Last weekend, I wrote two pieces.
The first: Trump had already won before November 8th.
“[This election] was indicative of a bitter reality that many thought had been changed. But that’s not true and Trump proved it, not through his words, but through the people listening and echoing them. The campaigning might end, but the new reality won’t — this is real life now.”
The second: about the ability to play devil’s advocate in the midst of heated debates.
“People who get to play devil’s advocate and make debates hypothetical do it from a place of privilege, since usually core activism happens from people within the affected demographic.”
Is it any surprise then that a President Elect Trump really changes nothing? The discourse has changed, sure, but none of the realities of the world have shifted.
The majority of those who could disregard his principles concerning Muslims, minorities, immigrants, refugees, the disabled, LGBT communities, or any myriad of others likely had one thing separating them from those groups: they felt that they could ignore these ideologies without detriment to their personal safety.
Minorities have maintained they experience discrimination and biases in the forms of microagressions and institutionalized racism, and were conveniently dismissed as hypersensitive. This is all the proof they need that marginalizing rhetoric is popular enough to at the very least not be detrimental to a presidential candidate, or at most act as support for this candidate.
People have avoided reporting sexual violence for fear of being dismissed or torn apart, and others have responded that their skepticism is only because these accusations are able to ruin careers. These victims didn’t need any more proof of how easy it is to set aside their realities when there is something to be gained.
The general public has expressed desire for change in the systems that govern them, on both the political right and left of the spectrum. That’s why Bernie Sanders and Donald Trump had similar basis of appeal, even if radically different approaches. The DNC went with an ‘establishment candidate’ and suffered. We don’t need more proof that the status quo of the government wasn’t working.
Communities have maintained that this rhetoric isn’t isolated to certain areas, states, or even just American. Canadian discrimination and racism exist, as we saw (thankfully briefly) near the end of our own federal election. And in the wake of the American results, Canadian politicians like Kellie Leitch have seized the victory as an “exciting message that needs to be delivered in Canada as well.”

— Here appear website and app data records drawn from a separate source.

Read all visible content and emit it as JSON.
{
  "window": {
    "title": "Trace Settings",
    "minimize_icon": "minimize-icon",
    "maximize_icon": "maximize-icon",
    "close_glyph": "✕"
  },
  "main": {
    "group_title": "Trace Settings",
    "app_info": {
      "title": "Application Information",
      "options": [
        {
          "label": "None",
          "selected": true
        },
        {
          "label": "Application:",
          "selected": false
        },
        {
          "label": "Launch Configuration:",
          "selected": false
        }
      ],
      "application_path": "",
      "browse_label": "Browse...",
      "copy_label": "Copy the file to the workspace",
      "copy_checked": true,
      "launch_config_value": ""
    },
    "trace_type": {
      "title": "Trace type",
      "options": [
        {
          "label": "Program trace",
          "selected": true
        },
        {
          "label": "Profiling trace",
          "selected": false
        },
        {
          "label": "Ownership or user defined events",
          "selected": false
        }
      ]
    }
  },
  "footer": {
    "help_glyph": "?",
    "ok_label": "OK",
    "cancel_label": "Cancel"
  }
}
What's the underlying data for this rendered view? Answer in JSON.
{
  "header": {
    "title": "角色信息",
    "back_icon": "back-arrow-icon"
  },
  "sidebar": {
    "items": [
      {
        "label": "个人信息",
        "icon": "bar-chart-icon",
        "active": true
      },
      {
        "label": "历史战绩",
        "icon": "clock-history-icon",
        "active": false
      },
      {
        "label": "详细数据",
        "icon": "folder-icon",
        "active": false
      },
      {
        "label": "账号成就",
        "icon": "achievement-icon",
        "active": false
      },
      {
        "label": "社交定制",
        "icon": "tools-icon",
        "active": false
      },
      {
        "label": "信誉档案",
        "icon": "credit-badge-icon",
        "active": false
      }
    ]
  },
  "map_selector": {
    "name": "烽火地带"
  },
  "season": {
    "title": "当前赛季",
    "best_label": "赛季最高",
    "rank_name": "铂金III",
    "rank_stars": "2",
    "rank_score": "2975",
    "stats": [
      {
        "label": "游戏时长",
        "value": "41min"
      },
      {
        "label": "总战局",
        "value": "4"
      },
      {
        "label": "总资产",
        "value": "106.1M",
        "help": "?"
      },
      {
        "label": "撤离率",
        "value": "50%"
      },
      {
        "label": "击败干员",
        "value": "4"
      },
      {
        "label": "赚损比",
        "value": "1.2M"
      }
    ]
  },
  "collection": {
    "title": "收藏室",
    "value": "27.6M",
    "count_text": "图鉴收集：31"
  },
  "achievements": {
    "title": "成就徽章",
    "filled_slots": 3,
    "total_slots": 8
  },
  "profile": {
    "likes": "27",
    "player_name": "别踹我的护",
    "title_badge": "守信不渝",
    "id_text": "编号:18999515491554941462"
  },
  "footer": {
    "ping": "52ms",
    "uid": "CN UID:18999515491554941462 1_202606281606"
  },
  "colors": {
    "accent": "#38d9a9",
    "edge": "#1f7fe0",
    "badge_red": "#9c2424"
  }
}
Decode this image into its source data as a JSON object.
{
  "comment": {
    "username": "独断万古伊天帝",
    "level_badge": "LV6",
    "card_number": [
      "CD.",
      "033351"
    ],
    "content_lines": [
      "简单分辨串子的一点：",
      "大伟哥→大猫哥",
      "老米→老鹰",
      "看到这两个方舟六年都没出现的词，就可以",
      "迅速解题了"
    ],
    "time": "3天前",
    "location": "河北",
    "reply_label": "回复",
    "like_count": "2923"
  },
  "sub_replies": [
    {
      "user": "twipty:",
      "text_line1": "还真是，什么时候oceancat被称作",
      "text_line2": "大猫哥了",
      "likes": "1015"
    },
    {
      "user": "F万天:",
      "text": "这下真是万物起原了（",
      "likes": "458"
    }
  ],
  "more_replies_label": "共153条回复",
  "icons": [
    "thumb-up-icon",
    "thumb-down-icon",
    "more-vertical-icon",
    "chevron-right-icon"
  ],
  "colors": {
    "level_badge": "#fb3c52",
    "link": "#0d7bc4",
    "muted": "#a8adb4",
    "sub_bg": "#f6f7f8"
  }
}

Simply put, all these things were true before Trump and are true after him. He just proved it to more people. At the end of each scenario, nothing has changed in the reality beyond the discourse.
The only potential we have is using this change in our conversations to make changes in real life.